They taught us about the chemistry and physics and science behind their tires. Rather than assuming our feeble feminine brains couldn't handle such complex topics, they talked to us like equals. They didn’t dumb it down.
You know they could have assumed all that stereotypical nonsense "Women don't like to drive fast! Women will be scared! Women won't want skid sideways at 50 mph in a Mustang!"
But they didn't.
They let go of that B.S. and recognized that women are smart, capable badasses as interested in "going fast" as any dude. And yeah, their point was made: I felt a noticeable difference between the Cooper Tires and the others, and I was genuinely surprised to learn how much science goes in to making their products. And the truth is I might even buy Cooper Tires for my family in the future.
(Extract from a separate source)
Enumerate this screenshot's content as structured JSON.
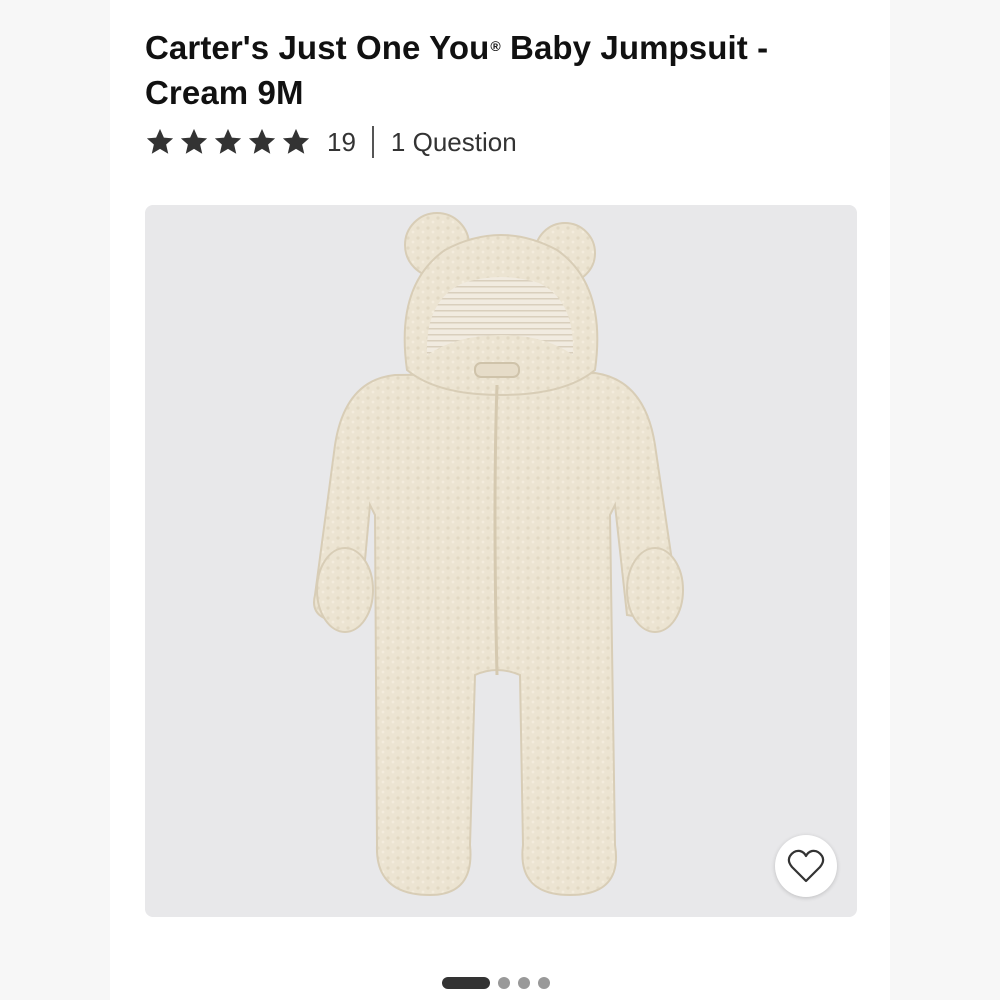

But more than that, they proved they're a company I can get behind. And so, this is me, getting behind them. Thanks for giving me a damn good time. Thanks for giving me an experience I won't have again. Thanks for making me a more empowered, educated buyer.
But mostly, thank you for not treating me like a damn lady.